- chronic conditions
- current medications
- mental health status
- where people live
- how they function
Numerous studies examining surgery risks for older adults have been done. One large review of 44 studies of more than 12,000 people aged 80 and up found that risks for complications included:
- mental impairment
How to Predict Increased Risk
Doctors can quickly, even precisely, determine levels of frailty using a hand-grip dynamometer, a device typically used to test the strength of athletes. The older adults facing surgery would simply squeeze the device and the doctor could estimate frailty and, therefore, “someone’s reserve for recovering from stress.” If a patient is clearly frail, it often makes sense to wait and watch if a proposed surgery is elective, especially if doing the surgery would not prolong life.
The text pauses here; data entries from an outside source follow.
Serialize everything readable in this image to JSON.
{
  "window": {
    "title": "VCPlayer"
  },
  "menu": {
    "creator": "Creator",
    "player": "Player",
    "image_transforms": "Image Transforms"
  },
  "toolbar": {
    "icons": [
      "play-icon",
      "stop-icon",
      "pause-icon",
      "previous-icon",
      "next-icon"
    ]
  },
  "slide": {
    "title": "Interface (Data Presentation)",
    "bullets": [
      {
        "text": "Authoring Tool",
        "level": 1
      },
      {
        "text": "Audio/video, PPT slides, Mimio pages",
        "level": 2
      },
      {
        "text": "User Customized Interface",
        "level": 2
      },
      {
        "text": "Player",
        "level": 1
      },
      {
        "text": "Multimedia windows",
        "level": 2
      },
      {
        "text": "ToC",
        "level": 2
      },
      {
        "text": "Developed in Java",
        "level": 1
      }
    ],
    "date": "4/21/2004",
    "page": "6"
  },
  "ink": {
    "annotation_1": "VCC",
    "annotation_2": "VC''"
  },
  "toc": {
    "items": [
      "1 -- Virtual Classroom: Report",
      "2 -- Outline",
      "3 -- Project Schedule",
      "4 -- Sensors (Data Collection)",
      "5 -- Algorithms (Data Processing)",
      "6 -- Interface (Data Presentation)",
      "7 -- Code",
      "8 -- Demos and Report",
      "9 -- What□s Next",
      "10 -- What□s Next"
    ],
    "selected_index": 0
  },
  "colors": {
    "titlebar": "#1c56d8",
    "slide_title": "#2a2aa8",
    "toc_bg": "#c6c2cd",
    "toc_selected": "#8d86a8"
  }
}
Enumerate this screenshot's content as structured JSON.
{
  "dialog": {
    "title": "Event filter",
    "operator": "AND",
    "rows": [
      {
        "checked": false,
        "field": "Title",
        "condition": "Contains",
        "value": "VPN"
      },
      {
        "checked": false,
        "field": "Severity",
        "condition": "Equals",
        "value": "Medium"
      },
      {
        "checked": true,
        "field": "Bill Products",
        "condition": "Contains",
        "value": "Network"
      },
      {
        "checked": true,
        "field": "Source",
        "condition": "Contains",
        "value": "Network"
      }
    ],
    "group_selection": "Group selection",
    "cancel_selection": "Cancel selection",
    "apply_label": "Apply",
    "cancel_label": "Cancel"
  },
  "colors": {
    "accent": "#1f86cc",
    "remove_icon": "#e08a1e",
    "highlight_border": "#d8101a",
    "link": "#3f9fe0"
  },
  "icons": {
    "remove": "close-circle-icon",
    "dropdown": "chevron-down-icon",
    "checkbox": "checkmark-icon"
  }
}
Methods used to decide if surgery for older adults is wise has changed over the years, now incorporating more of a patient’s personal values and goals for health. USNews.com shares two different sets of values and goals to demonstrate how they can play a role in doctors’ decisions:
- One patient may say she doesn’t mind if she needs to live in a nursing home, because she’d appreciate the company and her grandchildren could visit.
- Another patient may strongly value her independence, want to stay at home and even do her own gardening.
Differing values and goals, then, may lead to different decisions about surgery.
Making Good Lifestyle Choices
Finally, as the Cleveland Clinic points out, making quality lifestyle choices can significantly reduce risk factors. These choices can “influence nutritional status and physical well-being” and they “also influence the concept of frailty, its relationship to surgical risk and the ability to tolerate surgery later in life.”